_Task objective_: For the records below, give the number of lines containing the word "Spese" and no other text.

_Records to use_:
......
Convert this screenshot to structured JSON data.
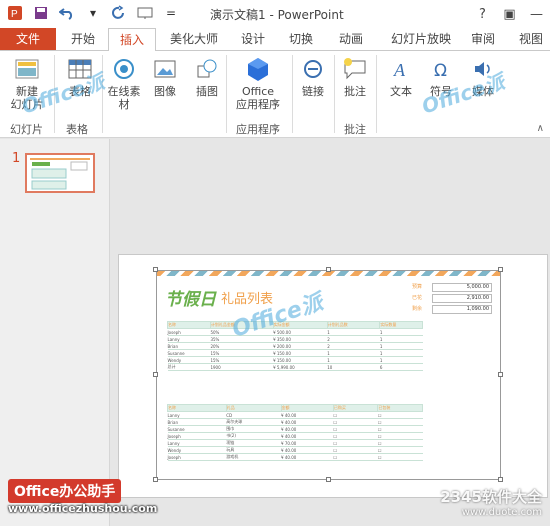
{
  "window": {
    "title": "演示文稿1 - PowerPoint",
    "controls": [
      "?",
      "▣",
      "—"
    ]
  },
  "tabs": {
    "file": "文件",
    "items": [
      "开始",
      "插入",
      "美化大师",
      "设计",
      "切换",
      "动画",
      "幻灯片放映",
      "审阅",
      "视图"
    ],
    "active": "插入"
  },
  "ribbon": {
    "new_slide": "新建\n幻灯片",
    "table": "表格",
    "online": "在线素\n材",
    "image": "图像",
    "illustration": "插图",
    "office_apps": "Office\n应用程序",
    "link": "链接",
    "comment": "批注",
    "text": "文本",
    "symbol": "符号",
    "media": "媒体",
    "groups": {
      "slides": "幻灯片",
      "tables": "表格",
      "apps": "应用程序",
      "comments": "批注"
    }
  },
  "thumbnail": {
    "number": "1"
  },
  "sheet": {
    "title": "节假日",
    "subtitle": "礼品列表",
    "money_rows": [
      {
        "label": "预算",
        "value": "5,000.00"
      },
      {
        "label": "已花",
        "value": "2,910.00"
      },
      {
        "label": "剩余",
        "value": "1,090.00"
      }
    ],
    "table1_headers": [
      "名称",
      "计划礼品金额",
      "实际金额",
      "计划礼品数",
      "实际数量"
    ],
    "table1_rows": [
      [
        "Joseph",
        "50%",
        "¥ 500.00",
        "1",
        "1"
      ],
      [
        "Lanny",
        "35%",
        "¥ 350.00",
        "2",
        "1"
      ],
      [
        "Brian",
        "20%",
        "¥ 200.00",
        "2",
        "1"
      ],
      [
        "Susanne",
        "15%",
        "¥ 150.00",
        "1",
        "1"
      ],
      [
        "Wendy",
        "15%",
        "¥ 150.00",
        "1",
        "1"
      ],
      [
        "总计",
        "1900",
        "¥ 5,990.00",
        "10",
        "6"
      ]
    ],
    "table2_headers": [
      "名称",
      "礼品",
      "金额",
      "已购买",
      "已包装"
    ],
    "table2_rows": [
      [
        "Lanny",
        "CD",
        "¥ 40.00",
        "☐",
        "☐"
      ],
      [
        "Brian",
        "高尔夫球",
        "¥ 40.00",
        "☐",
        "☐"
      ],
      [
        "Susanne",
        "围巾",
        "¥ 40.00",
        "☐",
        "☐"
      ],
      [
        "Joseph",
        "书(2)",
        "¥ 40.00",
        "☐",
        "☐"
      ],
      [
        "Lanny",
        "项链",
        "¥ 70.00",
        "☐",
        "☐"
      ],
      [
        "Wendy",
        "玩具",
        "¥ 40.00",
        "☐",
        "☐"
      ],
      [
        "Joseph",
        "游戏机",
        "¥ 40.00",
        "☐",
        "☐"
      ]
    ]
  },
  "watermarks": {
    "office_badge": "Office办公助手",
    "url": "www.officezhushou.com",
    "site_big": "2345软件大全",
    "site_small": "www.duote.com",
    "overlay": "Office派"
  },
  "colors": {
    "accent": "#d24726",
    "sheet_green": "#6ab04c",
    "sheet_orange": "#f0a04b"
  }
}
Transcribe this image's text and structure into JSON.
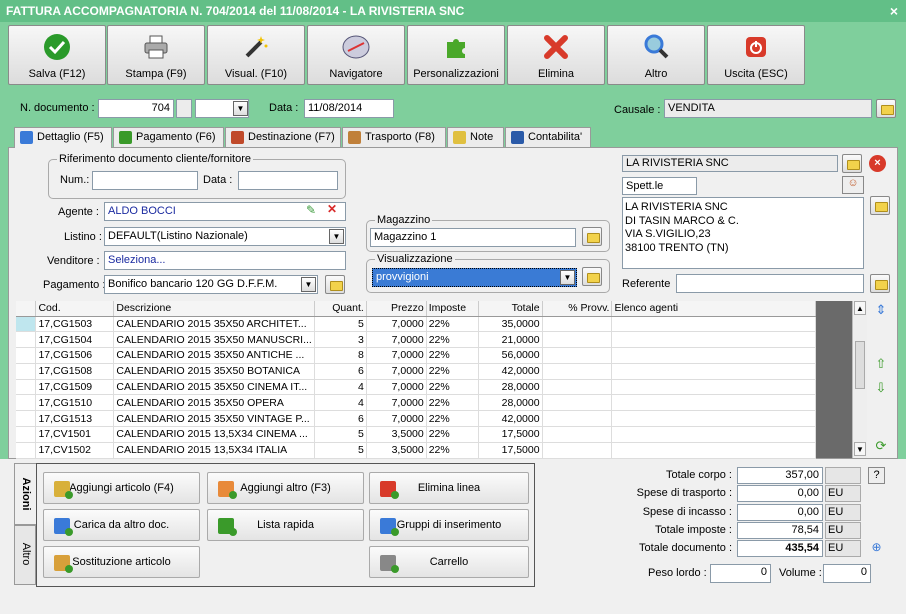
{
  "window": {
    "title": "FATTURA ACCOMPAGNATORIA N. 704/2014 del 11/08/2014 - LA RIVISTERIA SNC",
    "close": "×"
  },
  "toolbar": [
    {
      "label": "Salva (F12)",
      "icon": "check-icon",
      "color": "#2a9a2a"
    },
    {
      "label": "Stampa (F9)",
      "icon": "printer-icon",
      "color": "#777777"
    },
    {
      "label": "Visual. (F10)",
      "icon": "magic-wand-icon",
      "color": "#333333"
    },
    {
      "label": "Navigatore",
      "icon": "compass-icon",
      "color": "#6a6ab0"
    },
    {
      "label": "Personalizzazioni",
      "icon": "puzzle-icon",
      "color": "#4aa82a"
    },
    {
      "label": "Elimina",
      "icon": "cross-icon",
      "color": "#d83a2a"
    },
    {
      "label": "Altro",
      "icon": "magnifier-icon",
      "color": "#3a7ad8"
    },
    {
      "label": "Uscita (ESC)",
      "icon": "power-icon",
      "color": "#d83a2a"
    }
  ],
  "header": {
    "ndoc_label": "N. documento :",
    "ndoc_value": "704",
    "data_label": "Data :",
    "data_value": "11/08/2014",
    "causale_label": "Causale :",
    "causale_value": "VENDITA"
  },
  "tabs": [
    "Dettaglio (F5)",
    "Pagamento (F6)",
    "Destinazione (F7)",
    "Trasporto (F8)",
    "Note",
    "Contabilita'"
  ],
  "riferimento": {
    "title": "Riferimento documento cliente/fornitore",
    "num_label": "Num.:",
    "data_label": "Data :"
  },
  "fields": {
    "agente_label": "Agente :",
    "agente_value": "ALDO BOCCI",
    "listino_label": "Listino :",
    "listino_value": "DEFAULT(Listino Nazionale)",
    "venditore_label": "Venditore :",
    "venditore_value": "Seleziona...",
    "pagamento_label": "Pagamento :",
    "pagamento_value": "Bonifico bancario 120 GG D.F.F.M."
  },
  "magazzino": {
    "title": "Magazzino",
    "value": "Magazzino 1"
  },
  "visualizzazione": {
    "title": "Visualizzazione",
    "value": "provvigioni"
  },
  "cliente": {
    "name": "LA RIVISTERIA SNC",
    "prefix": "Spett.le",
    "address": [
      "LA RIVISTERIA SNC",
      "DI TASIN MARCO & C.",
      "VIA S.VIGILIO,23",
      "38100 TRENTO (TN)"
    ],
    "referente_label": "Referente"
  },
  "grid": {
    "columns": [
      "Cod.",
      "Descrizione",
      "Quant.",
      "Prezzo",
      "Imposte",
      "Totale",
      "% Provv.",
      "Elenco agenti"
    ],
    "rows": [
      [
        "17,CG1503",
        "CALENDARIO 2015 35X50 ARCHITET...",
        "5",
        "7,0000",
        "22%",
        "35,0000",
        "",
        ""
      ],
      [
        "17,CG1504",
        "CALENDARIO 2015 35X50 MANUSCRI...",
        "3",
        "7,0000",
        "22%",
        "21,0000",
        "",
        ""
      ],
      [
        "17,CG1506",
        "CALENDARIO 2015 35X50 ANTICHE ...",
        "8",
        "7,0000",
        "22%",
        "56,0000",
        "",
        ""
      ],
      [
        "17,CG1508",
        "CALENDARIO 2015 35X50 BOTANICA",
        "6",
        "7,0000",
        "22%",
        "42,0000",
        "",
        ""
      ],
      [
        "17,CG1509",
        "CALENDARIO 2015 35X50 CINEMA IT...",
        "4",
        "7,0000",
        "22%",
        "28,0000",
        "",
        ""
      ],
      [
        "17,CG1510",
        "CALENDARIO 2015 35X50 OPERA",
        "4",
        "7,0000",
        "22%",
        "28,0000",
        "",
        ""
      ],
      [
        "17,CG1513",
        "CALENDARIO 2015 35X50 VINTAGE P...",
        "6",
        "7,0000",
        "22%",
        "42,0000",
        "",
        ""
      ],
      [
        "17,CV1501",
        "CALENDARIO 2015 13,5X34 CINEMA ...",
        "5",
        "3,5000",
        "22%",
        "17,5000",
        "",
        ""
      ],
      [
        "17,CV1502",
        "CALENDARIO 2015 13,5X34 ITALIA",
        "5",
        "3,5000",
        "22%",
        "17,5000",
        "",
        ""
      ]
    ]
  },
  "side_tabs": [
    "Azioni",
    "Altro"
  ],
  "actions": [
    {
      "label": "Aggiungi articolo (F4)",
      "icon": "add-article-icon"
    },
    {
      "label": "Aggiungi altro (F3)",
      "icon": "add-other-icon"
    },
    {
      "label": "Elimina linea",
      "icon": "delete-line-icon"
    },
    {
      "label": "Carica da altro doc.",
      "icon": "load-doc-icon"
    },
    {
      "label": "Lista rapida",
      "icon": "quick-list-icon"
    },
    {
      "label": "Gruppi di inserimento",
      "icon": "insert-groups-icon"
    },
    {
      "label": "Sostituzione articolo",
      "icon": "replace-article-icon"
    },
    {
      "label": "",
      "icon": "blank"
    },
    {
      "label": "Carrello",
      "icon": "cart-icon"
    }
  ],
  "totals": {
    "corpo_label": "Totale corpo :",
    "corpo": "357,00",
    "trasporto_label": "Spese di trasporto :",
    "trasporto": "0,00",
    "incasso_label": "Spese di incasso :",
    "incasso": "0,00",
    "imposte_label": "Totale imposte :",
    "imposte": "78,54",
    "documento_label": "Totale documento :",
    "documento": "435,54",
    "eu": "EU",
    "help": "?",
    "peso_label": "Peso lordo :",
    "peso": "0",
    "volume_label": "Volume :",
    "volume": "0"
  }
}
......
_Answer to this exercise_: 2